(GIVEN INFORMATION)

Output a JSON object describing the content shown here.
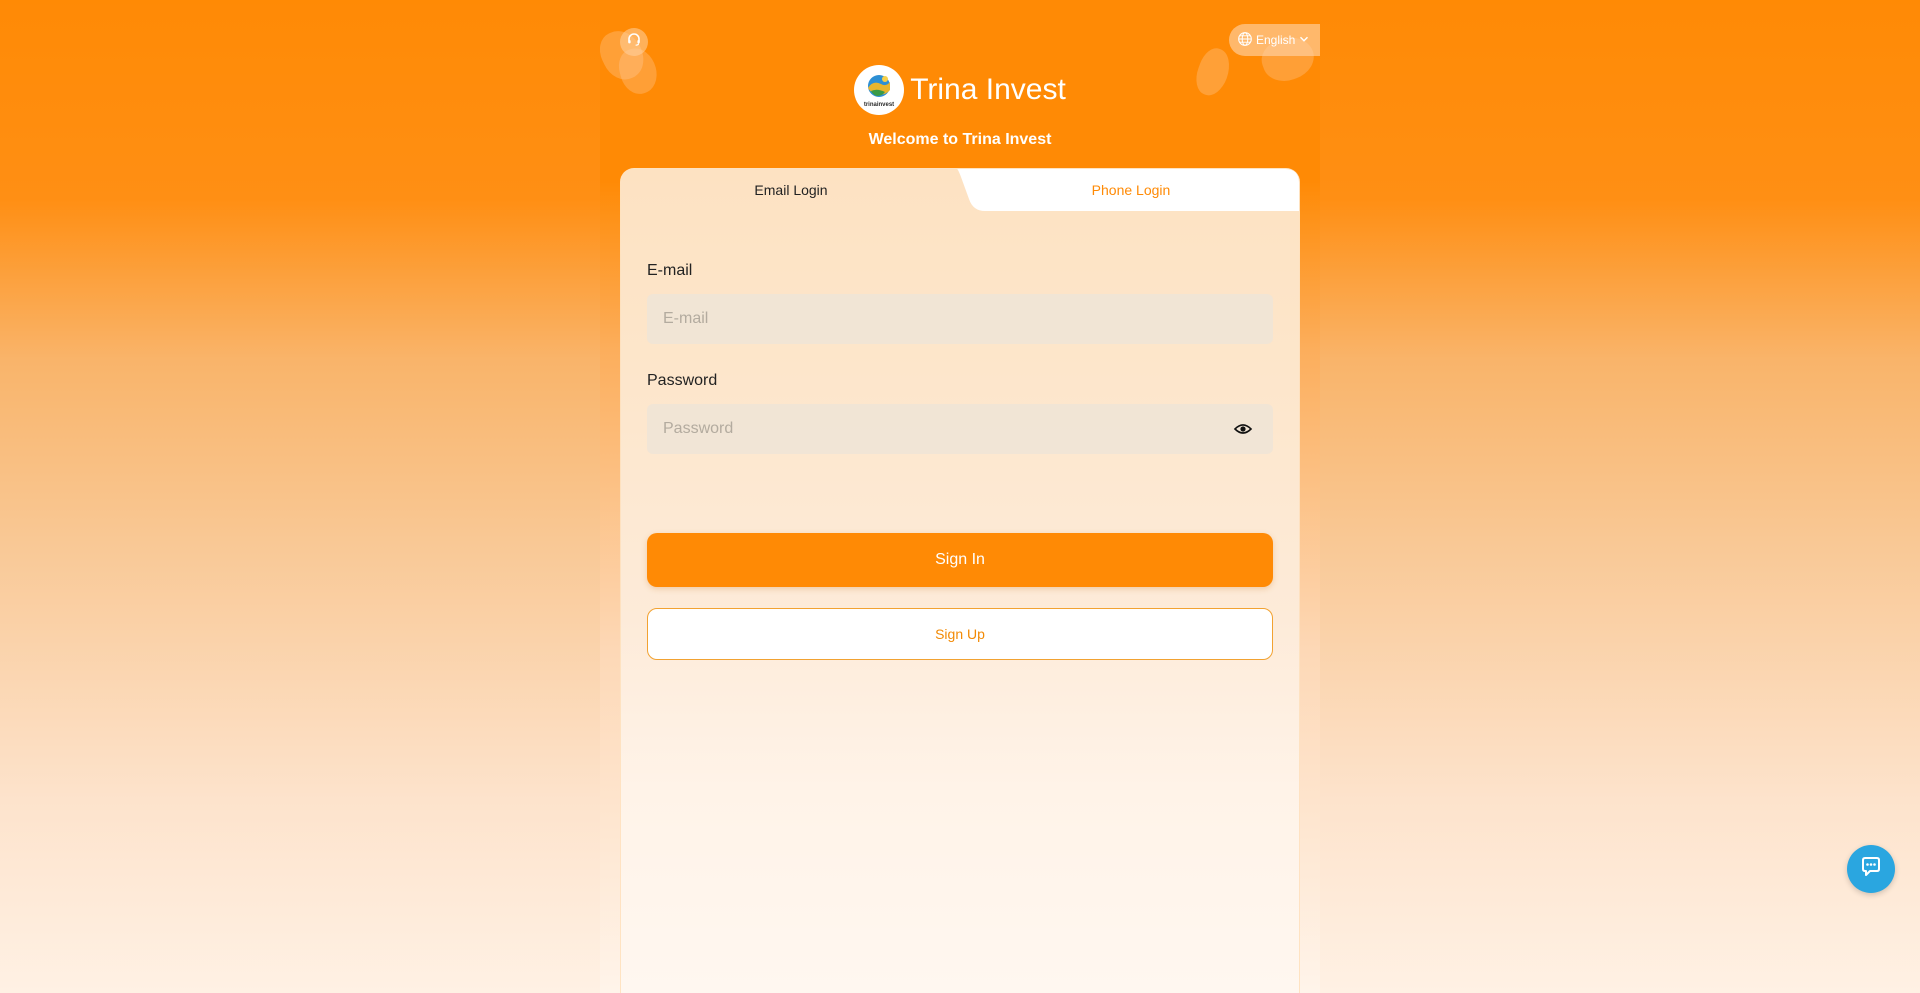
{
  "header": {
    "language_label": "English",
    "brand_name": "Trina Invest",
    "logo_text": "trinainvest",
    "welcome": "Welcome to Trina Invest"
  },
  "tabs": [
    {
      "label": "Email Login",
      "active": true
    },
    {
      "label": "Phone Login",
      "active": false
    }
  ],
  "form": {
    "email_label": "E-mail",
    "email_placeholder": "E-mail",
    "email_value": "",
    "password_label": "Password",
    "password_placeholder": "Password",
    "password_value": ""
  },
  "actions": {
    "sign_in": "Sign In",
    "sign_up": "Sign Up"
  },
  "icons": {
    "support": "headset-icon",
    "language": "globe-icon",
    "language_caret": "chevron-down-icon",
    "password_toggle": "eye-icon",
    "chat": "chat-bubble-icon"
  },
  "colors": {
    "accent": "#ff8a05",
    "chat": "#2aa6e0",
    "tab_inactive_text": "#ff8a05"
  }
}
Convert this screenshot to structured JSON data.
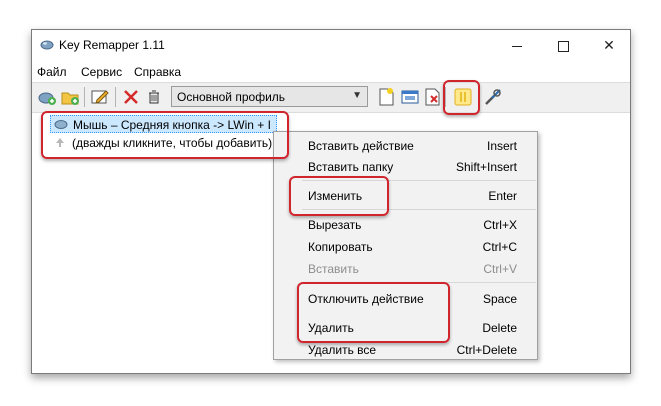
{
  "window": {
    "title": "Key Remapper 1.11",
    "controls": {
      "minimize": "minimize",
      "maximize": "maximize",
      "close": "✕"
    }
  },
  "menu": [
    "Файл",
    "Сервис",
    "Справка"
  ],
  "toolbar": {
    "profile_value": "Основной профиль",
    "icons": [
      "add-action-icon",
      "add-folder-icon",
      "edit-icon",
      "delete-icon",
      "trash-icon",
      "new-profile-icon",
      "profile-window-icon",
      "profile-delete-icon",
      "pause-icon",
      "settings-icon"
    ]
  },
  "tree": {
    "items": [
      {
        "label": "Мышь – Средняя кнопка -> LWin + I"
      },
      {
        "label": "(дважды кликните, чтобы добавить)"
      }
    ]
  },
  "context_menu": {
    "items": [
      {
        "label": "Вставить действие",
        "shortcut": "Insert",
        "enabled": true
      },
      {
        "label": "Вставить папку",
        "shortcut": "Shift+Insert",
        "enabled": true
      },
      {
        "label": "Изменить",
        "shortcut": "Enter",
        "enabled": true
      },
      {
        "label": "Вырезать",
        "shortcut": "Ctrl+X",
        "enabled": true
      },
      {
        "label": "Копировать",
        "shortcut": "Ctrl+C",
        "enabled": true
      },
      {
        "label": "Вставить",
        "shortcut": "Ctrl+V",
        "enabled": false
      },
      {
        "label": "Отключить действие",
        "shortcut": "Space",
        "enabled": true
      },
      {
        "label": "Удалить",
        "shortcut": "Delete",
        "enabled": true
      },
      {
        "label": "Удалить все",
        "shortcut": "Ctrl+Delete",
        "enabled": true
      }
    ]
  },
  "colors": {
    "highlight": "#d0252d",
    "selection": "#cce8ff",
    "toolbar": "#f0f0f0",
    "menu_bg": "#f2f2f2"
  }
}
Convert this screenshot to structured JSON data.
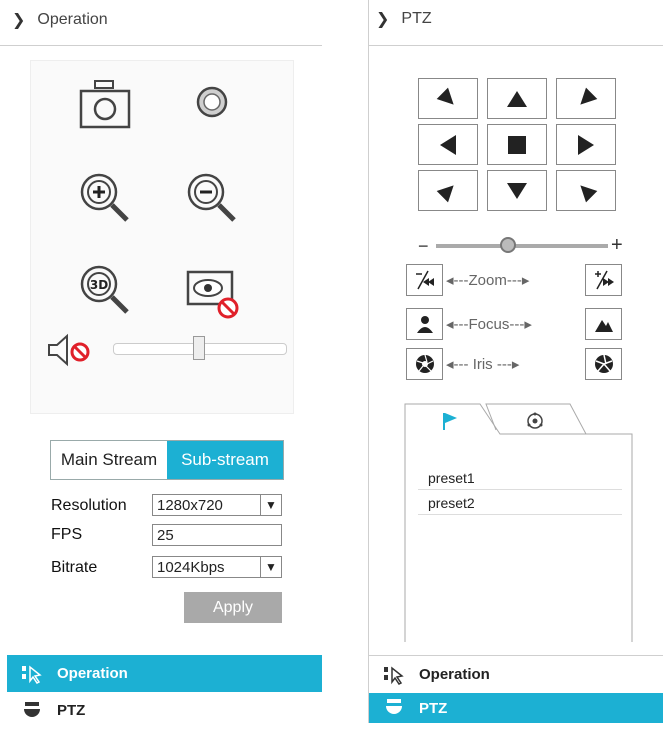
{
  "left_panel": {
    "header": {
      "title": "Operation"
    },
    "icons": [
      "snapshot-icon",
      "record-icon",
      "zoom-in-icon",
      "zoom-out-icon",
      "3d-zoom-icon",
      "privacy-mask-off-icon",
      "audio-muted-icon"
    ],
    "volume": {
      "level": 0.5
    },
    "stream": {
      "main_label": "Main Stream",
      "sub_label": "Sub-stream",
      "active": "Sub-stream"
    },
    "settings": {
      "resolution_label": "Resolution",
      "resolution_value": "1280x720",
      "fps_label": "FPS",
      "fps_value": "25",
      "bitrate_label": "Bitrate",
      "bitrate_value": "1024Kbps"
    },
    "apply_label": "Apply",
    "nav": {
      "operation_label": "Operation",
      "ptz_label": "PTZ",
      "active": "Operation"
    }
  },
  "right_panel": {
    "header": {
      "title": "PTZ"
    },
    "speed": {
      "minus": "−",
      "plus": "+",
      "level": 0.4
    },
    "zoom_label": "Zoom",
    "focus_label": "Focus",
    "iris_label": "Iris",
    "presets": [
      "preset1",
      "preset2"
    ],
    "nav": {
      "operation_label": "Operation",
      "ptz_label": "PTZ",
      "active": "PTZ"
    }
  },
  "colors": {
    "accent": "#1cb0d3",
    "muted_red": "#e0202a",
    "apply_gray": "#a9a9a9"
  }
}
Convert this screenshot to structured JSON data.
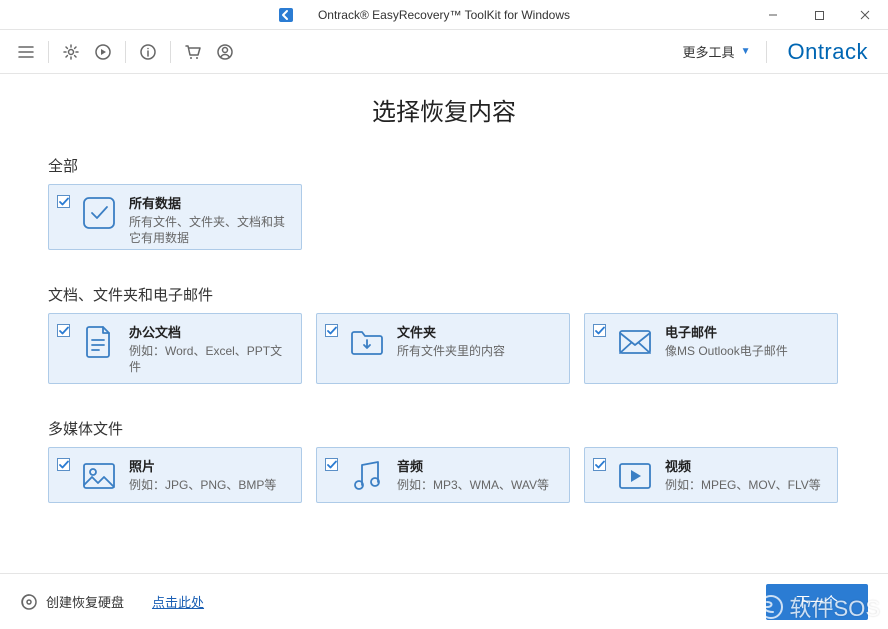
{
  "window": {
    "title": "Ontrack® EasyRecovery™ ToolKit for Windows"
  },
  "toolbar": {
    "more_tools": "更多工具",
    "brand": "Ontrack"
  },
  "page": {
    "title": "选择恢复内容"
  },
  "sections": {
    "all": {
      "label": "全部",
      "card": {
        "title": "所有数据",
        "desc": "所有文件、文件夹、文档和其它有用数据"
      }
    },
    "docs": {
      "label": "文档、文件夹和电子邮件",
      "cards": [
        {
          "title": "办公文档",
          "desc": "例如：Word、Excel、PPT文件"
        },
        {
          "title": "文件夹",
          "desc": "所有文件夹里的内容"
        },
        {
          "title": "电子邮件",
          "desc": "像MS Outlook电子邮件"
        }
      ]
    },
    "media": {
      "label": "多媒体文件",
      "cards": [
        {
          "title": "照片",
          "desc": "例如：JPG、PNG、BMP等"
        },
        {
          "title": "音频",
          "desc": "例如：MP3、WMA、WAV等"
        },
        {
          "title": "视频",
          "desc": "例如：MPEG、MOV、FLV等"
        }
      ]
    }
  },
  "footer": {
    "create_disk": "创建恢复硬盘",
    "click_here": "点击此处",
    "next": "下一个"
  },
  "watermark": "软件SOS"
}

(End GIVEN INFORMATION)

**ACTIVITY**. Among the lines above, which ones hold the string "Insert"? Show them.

**COMPLETED EXERCISE**.
        "shortcut": "Insert",
        "shortcut": "Shift+Insert",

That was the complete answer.